Are you one of those freelancers in the writer’s dojo who secretly thinks you’re too weak at this writing thing to earn a living?
Maybe you’re scared you’ll screw up, suck at getting clients, fail to deliver high-quality work, and basically punch yourself in the face.
Or maybe you’re overwhelmed because you’re trying to learn pro-writer combos and strikes before you’ve learned the basics.
I know what it’s like to be one of the white-belt freelancers on the mat staring down opponents like Fear, Self-Doubt, Procrastination, and Lack of Direction.
It’s scary. It’s frustrating. And if you don’t do something about it, those bad guys from the Dojo of Doom and Failure will take you down.
But it doesn’t have to be like that. After some training, practice, and a few blows to the head, I learned five moves freelancers can use to beat fear and doubt.
You’re about to fire off a query letter, submit an article assignment to an editor, or send an LOI to a prospect. Do you use a grammar checker tool before you hit send?
There’s the typical safeguards to catch spelling errors and basic grammar issues in programs like Microsoft Word and Google Docs.
But in the last few years, there’s been a kind of meeting of the minds between wordsmiths and software engineers to create more sophisticated grammar checker tools.
These grammar checker tools promise to:
- Catch spelling and grammar issues
- Identify major issues in your writing
- Learn your writing style
- Offer specific recommendations based on the type of writing you’re doing (business, technical, medical, marketing, etc.)
Does that mean you can just ignore all the rules covered in The Elements of Style (one of the most widely-used books on style and grammar since 1918) and use a grammar checker tool?
Let’s take a closer look at some popular grammar checker tools to find out if this is crucial software, or just a crutch for freelancers.
Ever feel like you’re lost in the woods trying to find freelance work?
Maybe you’re at one of those crossroads trying to land your first client. Or you’re in the middle of a career change.
Or maybe you’ve been writing for a while, but it’s time to find freelance work and new clients to move up and earn more.
When you’re trying to map out the best marketing route to find freelance work, it’s easy to get that deer-in-the-headlights gaze and get stuck.
But you can’t stand around and do nothing, or you could literally freeze to death if you can’t pay your heating bill, or at least build a campfire.
So what should you do? That’s what I had to figure out when I quit my job as a park ranger to take care of my special needs son and start freelancing.
I picked the easiest path to freelance success. And within two weeks, I had my first client, a one-year contract, and a steady stream of inbound leads. Here’s the route I took to get there:
If you want to carve out an income in the six-figure freelancing club, it might seem like a long shot based on where you’re at right now.

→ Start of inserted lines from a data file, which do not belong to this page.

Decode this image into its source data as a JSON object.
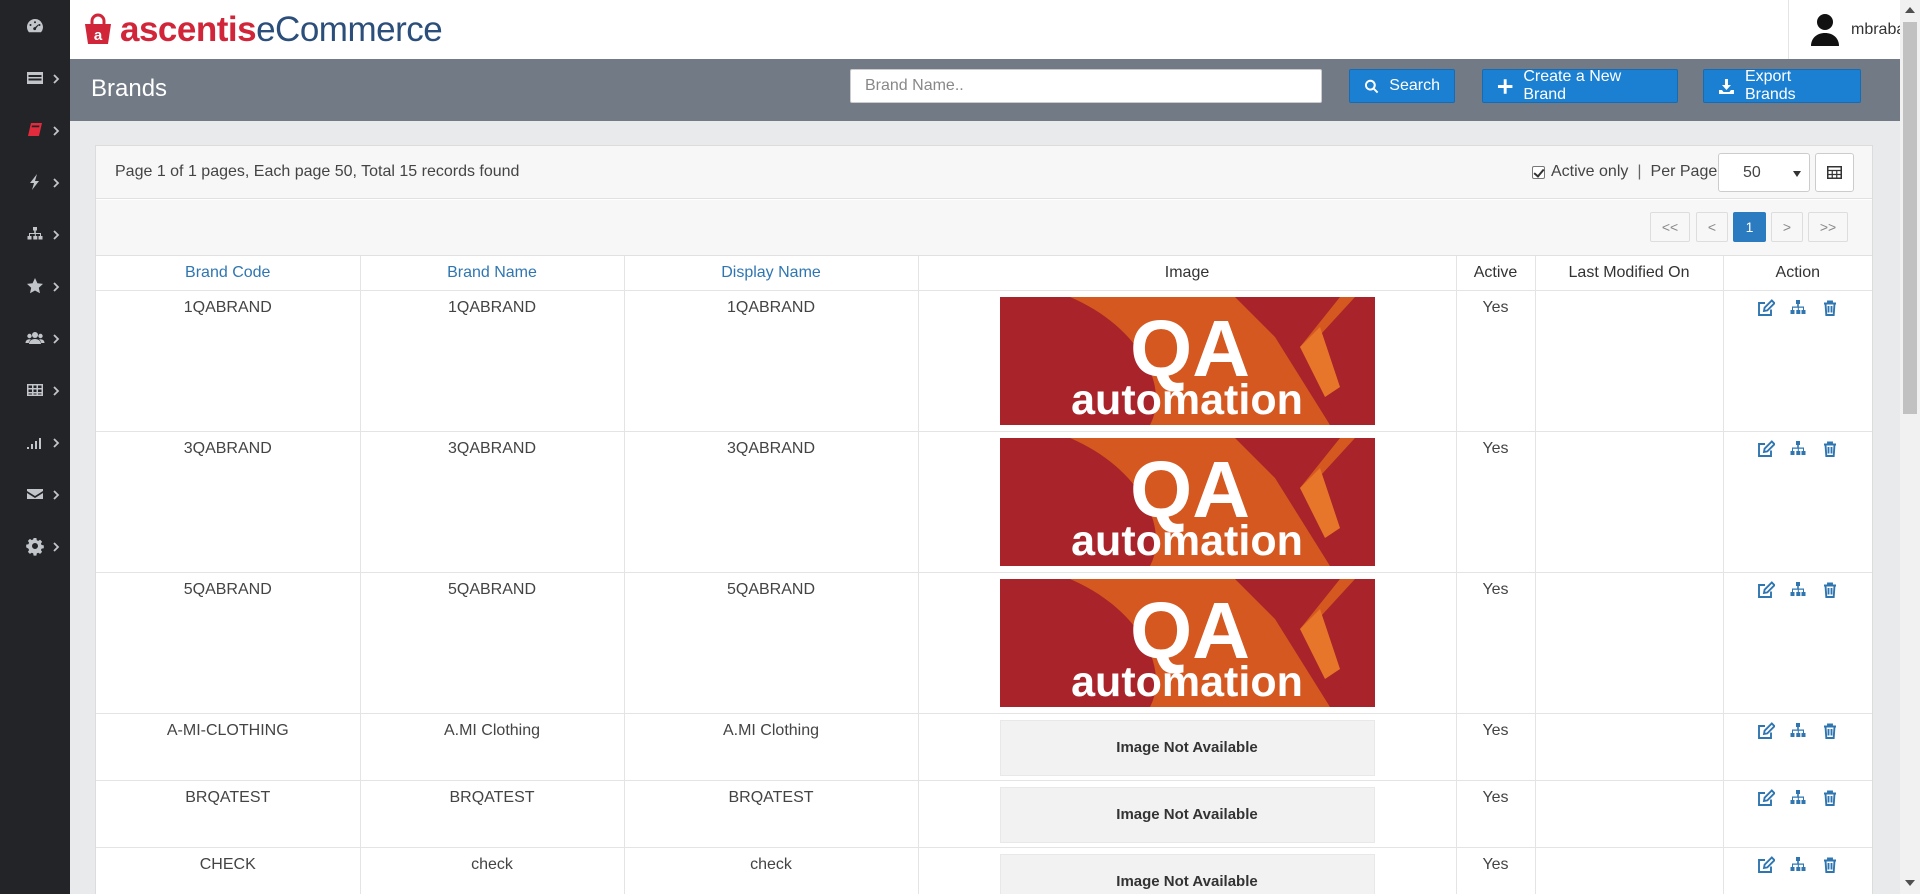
{
  "app": {
    "logo_brand": "ascentis",
    "logo_product": "eCommerce",
    "username": "mbrabante"
  },
  "sidebar": {
    "items": [
      {
        "icon": "dashboard-icon"
      },
      {
        "icon": "table-list-icon"
      },
      {
        "icon": "book-icon",
        "active": true
      },
      {
        "icon": "bolt-icon"
      },
      {
        "icon": "sitemap-icon"
      },
      {
        "icon": "star-icon"
      },
      {
        "icon": "users-icon"
      },
      {
        "icon": "grid-icon"
      },
      {
        "icon": "signal-icon"
      },
      {
        "icon": "envelope-icon"
      },
      {
        "icon": "gear-icon"
      }
    ]
  },
  "page": {
    "title": "Brands",
    "search_placeholder": "Brand Name..",
    "search_button": "Search",
    "create_button": "Create a New Brand",
    "export_button": "Export Brands"
  },
  "listing": {
    "summary": "Page 1 of 1 pages, Each page 50, Total 15 records found",
    "active_only_label": "Active only",
    "active_only_checked": true,
    "separator": "|",
    "per_page_label": "Per Page",
    "per_page_value": "50",
    "pagination": {
      "first": "<<",
      "prev": "<",
      "current": "1",
      "next": ">",
      "last": ">>"
    }
  },
  "table": {
    "columns": {
      "brand_code": "Brand Code",
      "brand_name": "Brand Name",
      "display_name": "Display Name",
      "image": "Image",
      "active": "Active",
      "last_modified": "Last Modified On",
      "action": "Action"
    },
    "image_top_text": "QA",
    "image_bottom_text": "automation",
    "no_image_text": "Image Not Available",
    "colors": {
      "image_red": "#a8232a",
      "image_orange": "#d4581f",
      "link_blue": "#2f76b1"
    },
    "rows": [
      {
        "code": "1QABRAND",
        "name": "1QABRAND",
        "display": "1QABRAND",
        "has_image": true,
        "active": "Yes",
        "modified": ""
      },
      {
        "code": "3QABRAND",
        "name": "3QABRAND",
        "display": "3QABRAND",
        "has_image": true,
        "active": "Yes",
        "modified": ""
      },
      {
        "code": "5QABRAND",
        "name": "5QABRAND",
        "display": "5QABRAND",
        "has_image": true,
        "active": "Yes",
        "modified": ""
      },
      {
        "code": "A-MI-CLOTHING",
        "name": "A.MI Clothing",
        "display": "A.MI Clothing",
        "has_image": false,
        "active": "Yes",
        "modified": ""
      },
      {
        "code": "BRQATEST",
        "name": "BRQATEST",
        "display": "BRQATEST",
        "has_image": false,
        "active": "Yes",
        "modified": ""
      },
      {
        "code": "CHECK",
        "name": "check",
        "display": "check",
        "has_image": false,
        "active": "Yes",
        "modified": ""
      }
    ]
  }
}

Maybe your $20-per-blog-post client feels like a soul-sucking, dead-end gig. Maybe every query, pitch and LOI you send seems to fall on deaf ears.
Or maybe you’re doing all the right things. But that six-figure freelancing goal still seems impossible. It’s not.
Freelance success takes more than hard work and dedication. It also requires something too many writers overlook—a well-planned strategy for moving up.
Five years ago, rookie freelancer Nicole Dieker swam with the bottom feeders, churning out content mill pieces for a few pennies a word.
Now she’s a rockstar columnist, blogger, copywriter, and novelist. And she’s fast approaching six-figure freelancing status.
Want to know how she did it? Check out her proven methods for increasing your income, moving up and earning more.
Are your kids driving you crazy? If you don’t have a productivity plan as a stay-at-home freelancer, getting work done can be hard.
It’s something I know a lot about.
I’m a stay-at-home mom. I have eight kids. I home-school. And I have a thriving freelance writing business.
It’s kind of crazy. And I struggled to figure out how to make it work.
When you’re trying to land client work or complete an assignment, with kids begging for your attention, you might think the last thing you want to spend time on is a productivity plan.
But you actually need that in place first.
Why? Let’s just say kids make the work at home experience more interesting.
I get more work done now in less time than I used to. And then there’s the added benefit of maintaining my sanity with such a busy household.
Want to know how I do it? Here’s my productivity plan for freelance writers with kids:
Want to get paid to write personal essays?
It’s the romantic version of being a freelance writer.
Take a vacation, and write about your adventures. Survive your toddler’s terrible-twos and share your advice. Dabble in online dating and tell others the good, the bad, and the ugly about your experience.
Sounds pretty good, right?
If you have a unique perspective, experience, thoughts, or advice from your side of the fence, you can get paid to write personal essays…in just about any niche.
But you need to know where to look to find these gigs, and how to pitch an editor when you do. Note: There are still plenty of opportunities to write personal essays, but not all are well-paying assignments.
Have something to say? Check out these 16 markets for places to get paid to write personal essays: